Growing New Greens
We are delighted to be working with Garden Organic and Birmingham EcoPark on a community science project called ‘Growing New Greens’ .
This project is working with different communities to trial growing primarily Amaranth, and collect information about people’s cultural experiences and preferences for growing and cooking with the crop.
Amaranth (also known as Callaloo, Dugi, Chauli or Data) is a versatile and hardy crop that could be a viable alternative crop to grow as a staple leafy green or grain in a warming UK climate. It has been exciting for us to grow three different types of amaranth, in addition to the amaranth that we were already growing in our garden. Amaranth is a staple in many cuisines and an important crop to many of our volunteers.
Our Kitchen Garden group started growing three different types of amaranth in May, under specific conditions. Then, on 15th August, we had the first opportunity to taste the different varieties together and share cultural experiences of growing, cooking and eating amaranth from Iran, Iraq, Afghanistan, Nigeria, Congo, Cameroon, Greece, Argentina, and Turkey. People shared uses of amaranth from salads to soups and stews, as well as use of the grains as a cereal. In Iraq amaranth can be used to soothe colds and sickness by making it into pastilles to chew, or a wholesome soup.
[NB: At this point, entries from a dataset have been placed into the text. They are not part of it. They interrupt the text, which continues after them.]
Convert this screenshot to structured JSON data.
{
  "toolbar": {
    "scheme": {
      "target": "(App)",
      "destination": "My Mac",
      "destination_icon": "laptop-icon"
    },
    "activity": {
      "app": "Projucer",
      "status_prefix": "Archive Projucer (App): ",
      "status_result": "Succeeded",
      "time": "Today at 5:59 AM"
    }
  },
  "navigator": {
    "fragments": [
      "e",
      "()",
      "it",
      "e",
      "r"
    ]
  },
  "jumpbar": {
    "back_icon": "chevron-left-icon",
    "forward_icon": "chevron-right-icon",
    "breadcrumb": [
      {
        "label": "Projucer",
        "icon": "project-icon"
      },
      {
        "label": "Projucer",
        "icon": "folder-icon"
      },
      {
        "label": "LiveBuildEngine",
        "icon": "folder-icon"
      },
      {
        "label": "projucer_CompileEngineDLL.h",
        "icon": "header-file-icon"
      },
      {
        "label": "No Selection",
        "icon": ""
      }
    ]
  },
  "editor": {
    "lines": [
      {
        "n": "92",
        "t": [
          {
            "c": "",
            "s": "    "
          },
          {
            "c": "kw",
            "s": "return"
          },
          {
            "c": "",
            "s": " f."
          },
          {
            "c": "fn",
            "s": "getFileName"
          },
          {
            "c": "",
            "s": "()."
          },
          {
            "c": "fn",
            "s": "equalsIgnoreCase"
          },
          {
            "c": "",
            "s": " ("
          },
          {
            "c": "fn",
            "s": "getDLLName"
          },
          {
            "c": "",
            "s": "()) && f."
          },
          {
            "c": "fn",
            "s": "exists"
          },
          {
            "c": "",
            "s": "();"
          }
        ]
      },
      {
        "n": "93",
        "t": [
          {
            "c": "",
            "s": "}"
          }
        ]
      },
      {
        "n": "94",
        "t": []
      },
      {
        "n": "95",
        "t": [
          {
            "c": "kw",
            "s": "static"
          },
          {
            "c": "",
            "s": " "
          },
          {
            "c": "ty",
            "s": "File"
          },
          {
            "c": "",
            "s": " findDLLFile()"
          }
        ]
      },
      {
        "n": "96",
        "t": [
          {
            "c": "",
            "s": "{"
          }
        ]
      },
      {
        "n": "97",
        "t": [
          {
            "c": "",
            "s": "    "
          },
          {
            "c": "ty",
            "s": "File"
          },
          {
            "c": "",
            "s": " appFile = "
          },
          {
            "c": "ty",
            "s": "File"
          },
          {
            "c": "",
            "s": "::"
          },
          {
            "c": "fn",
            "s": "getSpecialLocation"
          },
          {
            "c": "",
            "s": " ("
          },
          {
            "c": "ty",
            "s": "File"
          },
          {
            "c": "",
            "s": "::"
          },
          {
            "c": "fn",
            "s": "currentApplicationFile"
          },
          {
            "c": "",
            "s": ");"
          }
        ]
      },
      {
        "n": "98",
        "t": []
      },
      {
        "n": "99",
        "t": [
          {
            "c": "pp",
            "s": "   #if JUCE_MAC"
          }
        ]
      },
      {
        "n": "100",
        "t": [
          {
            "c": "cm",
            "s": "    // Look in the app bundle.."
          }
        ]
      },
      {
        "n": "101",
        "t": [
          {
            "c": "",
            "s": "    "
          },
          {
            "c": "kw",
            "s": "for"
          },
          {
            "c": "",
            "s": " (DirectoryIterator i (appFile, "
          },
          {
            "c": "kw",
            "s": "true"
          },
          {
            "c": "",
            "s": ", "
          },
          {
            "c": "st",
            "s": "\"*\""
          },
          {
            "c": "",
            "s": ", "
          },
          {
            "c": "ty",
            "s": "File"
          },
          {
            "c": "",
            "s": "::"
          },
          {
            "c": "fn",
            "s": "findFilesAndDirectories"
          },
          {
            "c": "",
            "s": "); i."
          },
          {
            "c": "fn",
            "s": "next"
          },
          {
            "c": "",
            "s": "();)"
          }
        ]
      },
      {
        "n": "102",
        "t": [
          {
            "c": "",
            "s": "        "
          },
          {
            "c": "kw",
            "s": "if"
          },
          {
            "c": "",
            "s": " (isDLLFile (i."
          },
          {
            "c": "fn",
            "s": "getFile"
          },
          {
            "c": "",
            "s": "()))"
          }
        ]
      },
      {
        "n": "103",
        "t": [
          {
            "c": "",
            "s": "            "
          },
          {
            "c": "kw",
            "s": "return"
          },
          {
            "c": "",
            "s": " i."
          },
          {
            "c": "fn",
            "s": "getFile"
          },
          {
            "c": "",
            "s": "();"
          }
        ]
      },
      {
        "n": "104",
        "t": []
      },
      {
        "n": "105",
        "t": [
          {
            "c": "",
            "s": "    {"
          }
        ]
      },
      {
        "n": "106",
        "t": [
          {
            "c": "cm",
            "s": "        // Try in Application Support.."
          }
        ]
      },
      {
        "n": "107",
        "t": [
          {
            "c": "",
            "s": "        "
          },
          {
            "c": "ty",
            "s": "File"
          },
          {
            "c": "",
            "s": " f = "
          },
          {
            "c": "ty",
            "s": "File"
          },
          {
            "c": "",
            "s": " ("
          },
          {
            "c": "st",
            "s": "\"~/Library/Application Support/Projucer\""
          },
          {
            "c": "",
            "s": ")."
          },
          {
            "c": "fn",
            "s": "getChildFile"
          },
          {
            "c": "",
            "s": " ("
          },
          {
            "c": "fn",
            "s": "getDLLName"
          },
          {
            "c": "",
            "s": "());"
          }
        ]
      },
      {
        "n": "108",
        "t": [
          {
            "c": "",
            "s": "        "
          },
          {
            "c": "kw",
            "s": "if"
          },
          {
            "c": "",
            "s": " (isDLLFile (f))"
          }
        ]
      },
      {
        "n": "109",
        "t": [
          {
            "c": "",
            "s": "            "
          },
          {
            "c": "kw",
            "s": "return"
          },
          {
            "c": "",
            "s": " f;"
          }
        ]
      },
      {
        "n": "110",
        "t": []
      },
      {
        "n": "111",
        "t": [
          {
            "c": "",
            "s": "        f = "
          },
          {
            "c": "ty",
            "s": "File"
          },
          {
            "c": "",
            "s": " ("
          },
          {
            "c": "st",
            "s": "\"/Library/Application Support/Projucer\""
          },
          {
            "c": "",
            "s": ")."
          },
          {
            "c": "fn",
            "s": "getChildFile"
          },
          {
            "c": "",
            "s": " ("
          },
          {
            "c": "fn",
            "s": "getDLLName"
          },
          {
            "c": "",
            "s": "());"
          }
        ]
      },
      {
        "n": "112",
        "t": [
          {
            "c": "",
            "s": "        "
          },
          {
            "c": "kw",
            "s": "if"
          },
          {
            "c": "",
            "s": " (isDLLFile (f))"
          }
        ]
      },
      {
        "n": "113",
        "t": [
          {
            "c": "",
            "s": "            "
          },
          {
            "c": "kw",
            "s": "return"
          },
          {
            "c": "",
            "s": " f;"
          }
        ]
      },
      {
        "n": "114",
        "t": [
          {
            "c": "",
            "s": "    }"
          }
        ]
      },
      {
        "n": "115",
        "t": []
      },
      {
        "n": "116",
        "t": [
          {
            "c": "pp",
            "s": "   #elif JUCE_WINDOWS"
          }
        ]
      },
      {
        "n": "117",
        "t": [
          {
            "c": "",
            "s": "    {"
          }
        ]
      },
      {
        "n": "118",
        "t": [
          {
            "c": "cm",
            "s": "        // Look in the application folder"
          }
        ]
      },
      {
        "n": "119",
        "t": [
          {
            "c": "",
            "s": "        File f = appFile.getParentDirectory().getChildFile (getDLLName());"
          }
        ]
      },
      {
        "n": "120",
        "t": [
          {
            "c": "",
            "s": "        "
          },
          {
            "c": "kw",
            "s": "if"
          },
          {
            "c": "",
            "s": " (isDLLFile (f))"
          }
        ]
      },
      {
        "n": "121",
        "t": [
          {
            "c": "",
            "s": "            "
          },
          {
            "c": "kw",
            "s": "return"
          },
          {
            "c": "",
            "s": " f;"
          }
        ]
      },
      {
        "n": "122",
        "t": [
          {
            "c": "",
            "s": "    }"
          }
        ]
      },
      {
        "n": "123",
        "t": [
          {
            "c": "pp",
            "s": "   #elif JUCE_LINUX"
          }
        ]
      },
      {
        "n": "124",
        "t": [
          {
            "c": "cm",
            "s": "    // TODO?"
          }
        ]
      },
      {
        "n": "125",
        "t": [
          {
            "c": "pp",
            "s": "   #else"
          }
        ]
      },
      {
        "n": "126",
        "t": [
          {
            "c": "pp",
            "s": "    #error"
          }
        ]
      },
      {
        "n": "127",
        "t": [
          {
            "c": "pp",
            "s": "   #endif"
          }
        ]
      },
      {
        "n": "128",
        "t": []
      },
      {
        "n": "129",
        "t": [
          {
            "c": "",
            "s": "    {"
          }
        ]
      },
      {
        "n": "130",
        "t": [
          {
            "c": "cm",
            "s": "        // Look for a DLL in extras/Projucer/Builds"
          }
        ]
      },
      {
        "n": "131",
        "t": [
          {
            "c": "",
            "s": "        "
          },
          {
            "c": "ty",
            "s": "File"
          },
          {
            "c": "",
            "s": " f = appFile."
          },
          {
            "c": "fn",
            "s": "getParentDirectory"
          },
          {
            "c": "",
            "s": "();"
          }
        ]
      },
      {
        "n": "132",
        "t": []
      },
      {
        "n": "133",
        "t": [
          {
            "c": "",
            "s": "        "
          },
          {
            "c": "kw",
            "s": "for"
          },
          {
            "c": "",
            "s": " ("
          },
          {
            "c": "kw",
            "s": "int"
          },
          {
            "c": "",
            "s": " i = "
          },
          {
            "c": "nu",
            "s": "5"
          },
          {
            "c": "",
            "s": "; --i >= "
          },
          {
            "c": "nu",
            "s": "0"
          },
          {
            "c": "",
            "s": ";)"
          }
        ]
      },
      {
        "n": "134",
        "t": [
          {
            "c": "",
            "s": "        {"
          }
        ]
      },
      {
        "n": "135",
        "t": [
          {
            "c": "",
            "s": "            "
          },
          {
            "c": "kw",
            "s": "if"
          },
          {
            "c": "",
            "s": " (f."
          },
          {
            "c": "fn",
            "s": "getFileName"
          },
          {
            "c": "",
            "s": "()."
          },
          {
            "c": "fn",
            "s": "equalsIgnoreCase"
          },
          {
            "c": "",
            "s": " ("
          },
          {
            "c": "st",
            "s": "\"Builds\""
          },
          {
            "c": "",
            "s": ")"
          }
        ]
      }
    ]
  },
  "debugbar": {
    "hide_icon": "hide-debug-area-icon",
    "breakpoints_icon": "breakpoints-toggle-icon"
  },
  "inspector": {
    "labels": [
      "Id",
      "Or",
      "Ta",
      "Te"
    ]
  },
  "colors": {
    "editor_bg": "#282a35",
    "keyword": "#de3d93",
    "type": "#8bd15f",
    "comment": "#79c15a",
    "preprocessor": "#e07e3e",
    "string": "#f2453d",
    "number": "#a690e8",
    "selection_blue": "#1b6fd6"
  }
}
The project has been funded by the Natural Environment Research Council until Feb 2024.